### To do
Copy the records that follow exactly as written, but not their pictures.

--- Working data ---

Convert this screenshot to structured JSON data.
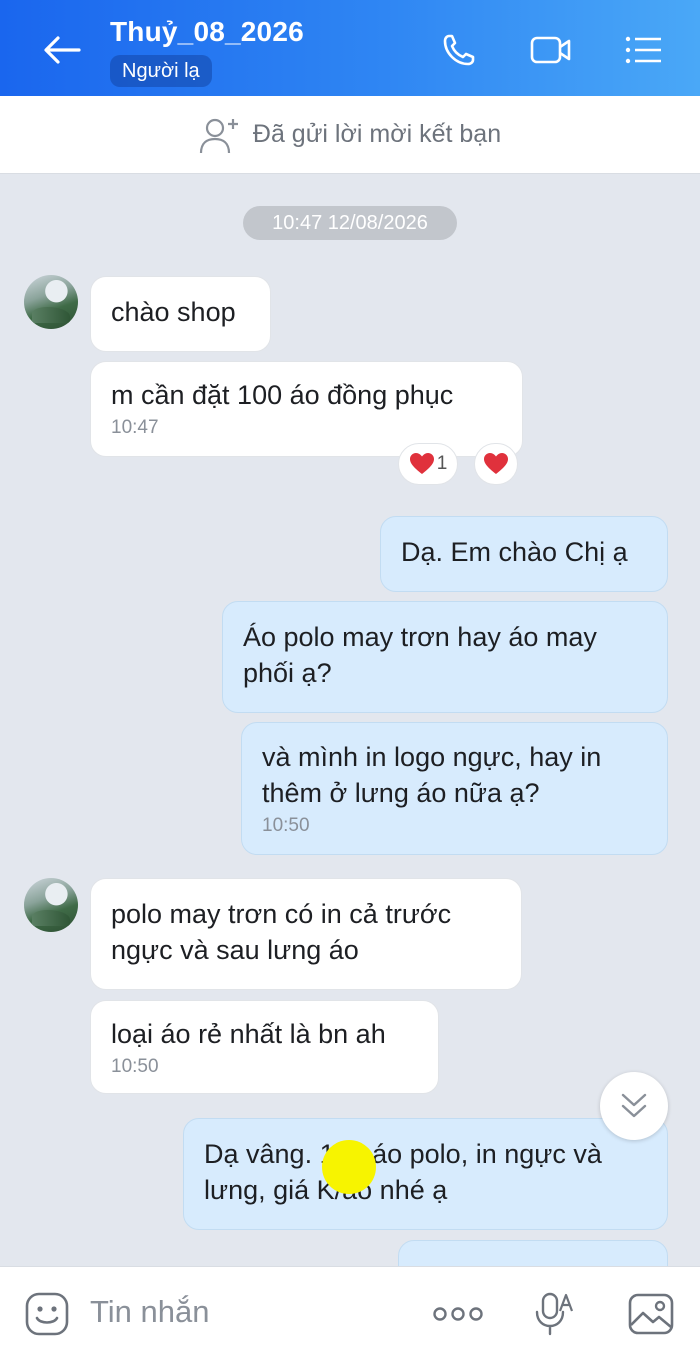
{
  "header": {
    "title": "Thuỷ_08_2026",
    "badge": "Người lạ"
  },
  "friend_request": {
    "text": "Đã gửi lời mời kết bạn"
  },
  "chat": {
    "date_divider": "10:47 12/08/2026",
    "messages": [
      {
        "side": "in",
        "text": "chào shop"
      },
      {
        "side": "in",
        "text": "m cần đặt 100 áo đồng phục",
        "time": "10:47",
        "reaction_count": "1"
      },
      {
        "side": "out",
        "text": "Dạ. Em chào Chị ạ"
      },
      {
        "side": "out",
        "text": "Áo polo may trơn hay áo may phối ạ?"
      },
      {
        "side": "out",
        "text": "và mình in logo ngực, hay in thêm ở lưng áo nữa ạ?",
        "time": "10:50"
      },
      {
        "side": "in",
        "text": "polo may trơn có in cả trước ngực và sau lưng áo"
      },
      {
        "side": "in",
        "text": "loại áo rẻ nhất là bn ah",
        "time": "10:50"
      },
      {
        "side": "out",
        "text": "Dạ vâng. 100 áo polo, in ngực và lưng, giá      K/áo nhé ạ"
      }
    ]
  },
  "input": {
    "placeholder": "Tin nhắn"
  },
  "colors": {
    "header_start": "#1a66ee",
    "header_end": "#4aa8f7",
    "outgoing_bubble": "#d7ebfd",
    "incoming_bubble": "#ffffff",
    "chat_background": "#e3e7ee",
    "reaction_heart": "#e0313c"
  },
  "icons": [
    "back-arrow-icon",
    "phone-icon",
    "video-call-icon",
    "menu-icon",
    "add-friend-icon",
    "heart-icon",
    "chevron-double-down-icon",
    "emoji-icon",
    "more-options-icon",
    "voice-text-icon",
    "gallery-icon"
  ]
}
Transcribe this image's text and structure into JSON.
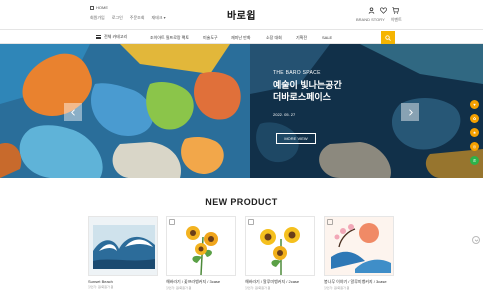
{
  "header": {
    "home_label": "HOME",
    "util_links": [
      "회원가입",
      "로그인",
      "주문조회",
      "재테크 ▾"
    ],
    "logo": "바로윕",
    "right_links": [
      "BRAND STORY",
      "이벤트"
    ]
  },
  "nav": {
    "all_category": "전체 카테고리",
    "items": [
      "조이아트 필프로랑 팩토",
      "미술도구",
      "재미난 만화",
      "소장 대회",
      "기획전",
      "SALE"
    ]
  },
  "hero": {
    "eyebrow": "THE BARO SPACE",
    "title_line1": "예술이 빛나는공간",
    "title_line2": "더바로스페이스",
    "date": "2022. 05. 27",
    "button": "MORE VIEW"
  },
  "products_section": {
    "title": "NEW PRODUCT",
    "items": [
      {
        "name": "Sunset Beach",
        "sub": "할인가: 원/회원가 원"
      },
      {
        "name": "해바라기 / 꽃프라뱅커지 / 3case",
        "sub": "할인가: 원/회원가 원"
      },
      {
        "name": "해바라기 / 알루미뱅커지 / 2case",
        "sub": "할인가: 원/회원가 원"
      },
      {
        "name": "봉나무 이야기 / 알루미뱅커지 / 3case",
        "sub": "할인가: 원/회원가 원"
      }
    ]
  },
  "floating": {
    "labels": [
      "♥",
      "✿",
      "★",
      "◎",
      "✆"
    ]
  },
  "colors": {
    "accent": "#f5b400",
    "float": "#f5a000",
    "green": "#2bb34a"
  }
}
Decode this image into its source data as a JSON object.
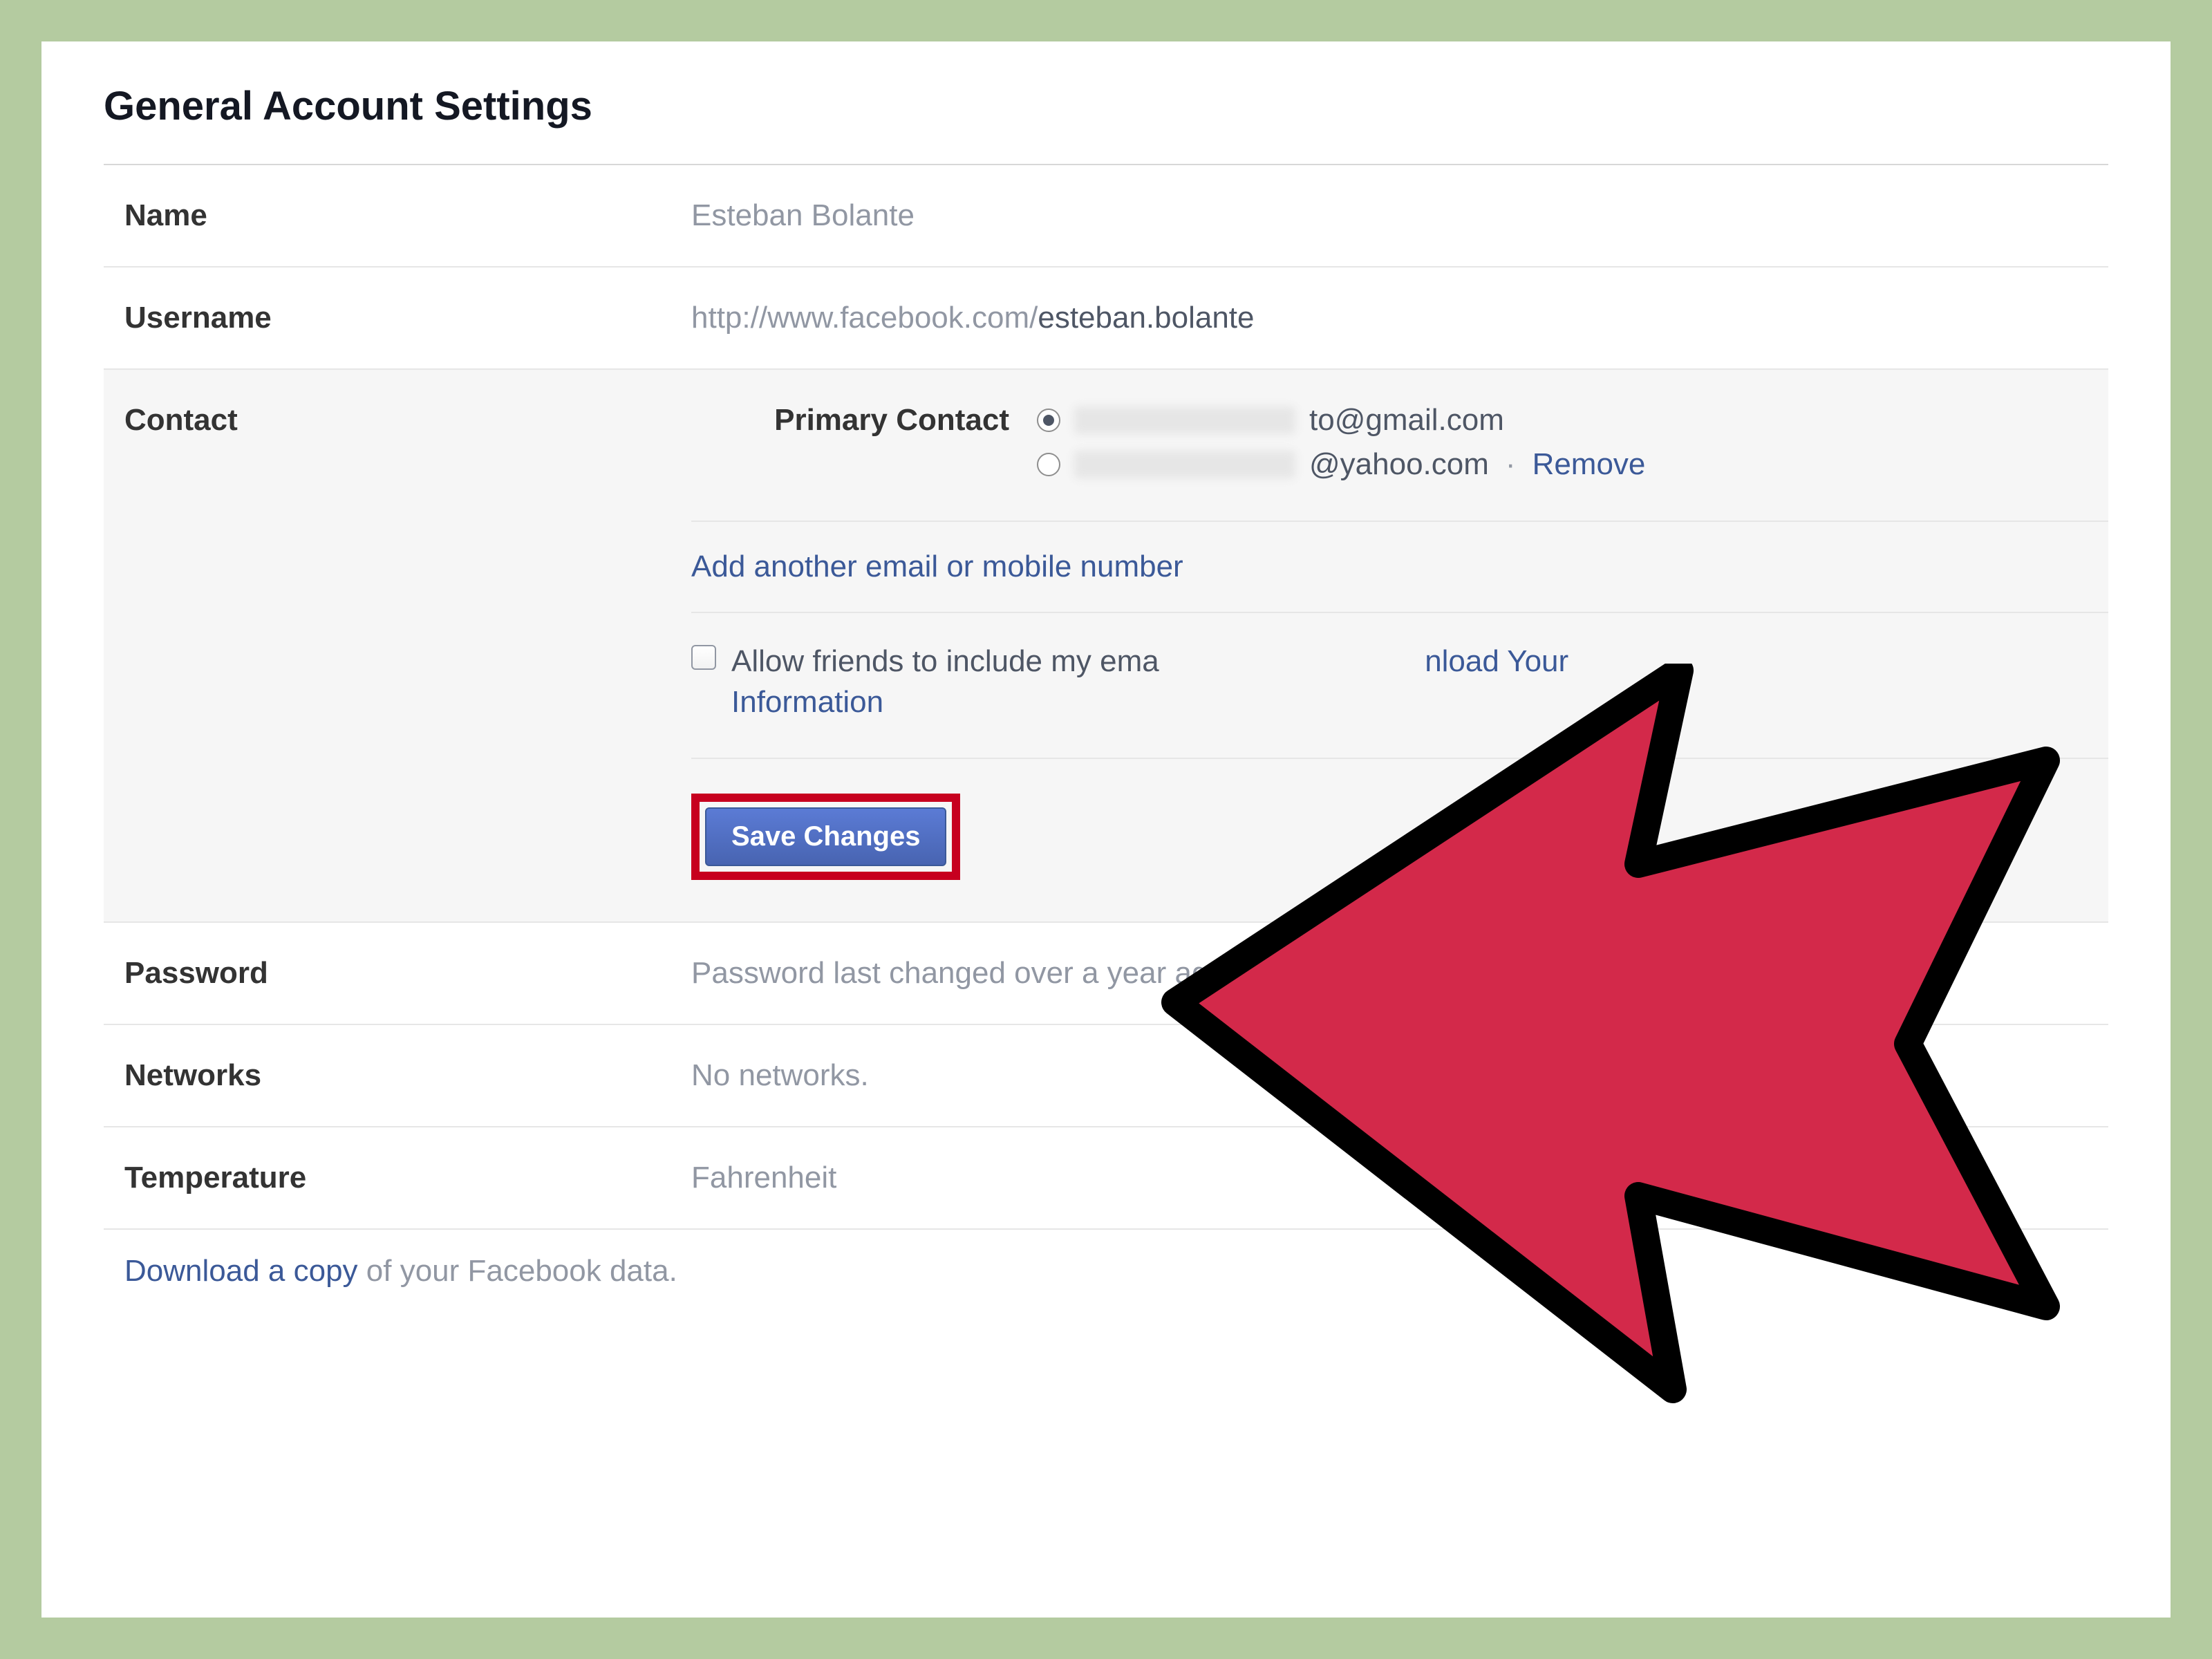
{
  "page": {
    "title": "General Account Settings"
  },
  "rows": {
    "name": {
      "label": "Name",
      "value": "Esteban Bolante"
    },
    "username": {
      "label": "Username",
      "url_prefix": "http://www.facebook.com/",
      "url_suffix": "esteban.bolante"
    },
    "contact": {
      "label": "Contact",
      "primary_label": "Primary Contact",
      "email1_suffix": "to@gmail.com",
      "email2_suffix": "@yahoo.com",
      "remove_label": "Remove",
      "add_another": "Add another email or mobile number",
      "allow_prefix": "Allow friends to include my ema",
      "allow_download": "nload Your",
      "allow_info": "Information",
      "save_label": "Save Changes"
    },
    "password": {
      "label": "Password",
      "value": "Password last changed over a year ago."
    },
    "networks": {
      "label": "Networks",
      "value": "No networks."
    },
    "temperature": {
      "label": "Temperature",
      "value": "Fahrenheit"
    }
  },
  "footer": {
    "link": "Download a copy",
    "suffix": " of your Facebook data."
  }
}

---

### Task result
Convert this screenshot to structured JSON data.
{
  "header": {
    "title": "Thuỷ_08_2026",
    "badge": "Người lạ"
  },
  "friend_request": {
    "text": "Đã gửi lời mời kết bạn"
  },
  "chat": {
    "date_divider": "10:47 12/08/2026",
    "messages": [
      {
        "side": "in",
        "text": "chào shop"
      },
      {
        "side": "in",
        "text": "m cần đặt 100 áo đồng phục",
        "time": "10:47",
        "reaction_count": "1"
      },
      {
        "side": "out",
        "text": "Dạ. Em chào Chị ạ"
      },
      {
        "side": "out",
        "text": "Áo polo may trơn hay áo may phối ạ?"
      },
      {
        "side": "out",
        "text": "và mình in logo ngực, hay in thêm ở lưng áo nữa ạ?",
        "time": "10:50"
      },
      {
        "side": "in",
        "text": "polo may trơn có in cả trước ngực và sau lưng áo"
      },
      {
        "side": "in",
        "text": "loại áo rẻ nhất là bn ah",
        "time": "10:50"
      },
      {
        "side": "out",
        "text": "Dạ vâng. 100 áo polo, in ngực và lưng, giá      K/áo nhé ạ"
      }
    ]
  },
  "input": {
    "placeholder": "Tin nhắn"
  },
  "colors": {
    "header_start": "#1a66ee",
    "header_end": "#4aa8f7",
    "outgoing_bubble": "#d7ebfd",
    "incoming_bubble": "#ffffff",
    "chat_background": "#e3e7ee",
    "reaction_heart": "#e0313c"
  },
  "icons": [
    "back-arrow-icon",
    "phone-icon",
    "video-call-icon",
    "menu-icon",
    "add-friend-icon",
    "heart-icon",
    "chevron-double-down-icon",
    "emoji-icon",
    "more-options-icon",
    "voice-text-icon",
    "gallery-icon"
  ]
}
Transcribe this image's text and structure into JSON.
{
  "header": {
    "home_label": "HOME",
    "util_links": [
      "회원가입",
      "로그인",
      "주문조회",
      "재테크 ▾"
    ],
    "logo": "바로윕",
    "right_links": [
      "BRAND STORY",
      "이벤트"
    ]
  },
  "nav": {
    "all_category": "전체 카테고리",
    "items": [
      "조이아트 필프로랑 팩토",
      "미술도구",
      "재미난 만화",
      "소장 대회",
      "기획전",
      "SALE"
    ]
  },
  "hero": {
    "eyebrow": "THE BARO SPACE",
    "title_line1": "예술이 빛나는공간",
    "title_line2": "더바로스페이스",
    "date": "2022. 05. 27",
    "button": "MORE VIEW"
  },
  "products_section": {
    "title": "NEW PRODUCT",
    "items": [
      {
        "name": "Sunset Beach",
        "sub": "할인가: 원/회원가 원"
      },
      {
        "name": "해바라기 / 꽃프라뱅커지 / 3case",
        "sub": "할인가: 원/회원가 원"
      },
      {
        "name": "해바라기 / 알루미뱅커지 / 2case",
        "sub": "할인가: 원/회원가 원"
      },
      {
        "name": "봉나무 이야기 / 알루미뱅커지 / 3case",
        "sub": "할인가: 원/회원가 원"
      }
    ]
  },
  "floating": {
    "labels": [
      "♥",
      "✿",
      "★",
      "◎",
      "✆"
    ]
  },
  "colors": {
    "accent": "#f5b400",
    "float": "#f5a000",
    "green": "#2bb34a"
  }
}
Decode this image into its source data as a JSON object.
{
  "page": {
    "title": "General Account Settings"
  },
  "rows": {
    "name": {
      "label": "Name",
      "value": "Esteban Bolante"
    },
    "username": {
      "label": "Username",
      "url_prefix": "http://www.facebook.com/",
      "url_suffix": "esteban.bolante"
    },
    "contact": {
      "label": "Contact",
      "primary_label": "Primary Contact",
      "email1_suffix": "to@gmail.com",
      "email2_suffix": "@yahoo.com",
      "remove_label": "Remove",
      "add_another": "Add another email or mobile number",
      "allow_prefix": "Allow friends to include my ema",
      "allow_download": "nload Your",
      "allow_info": "Information",
      "save_label": "Save Changes"
    },
    "password": {
      "label": "Password",
      "value": "Password last changed over a year ago."
    },
    "networks": {
      "label": "Networks",
      "value": "No networks."
    },
    "temperature": {
      "label": "Temperature",
      "value": "Fahrenheit"
    }
  },
  "footer": {
    "link": "Download a copy",
    "suffix": " of your Facebook data."
  }
}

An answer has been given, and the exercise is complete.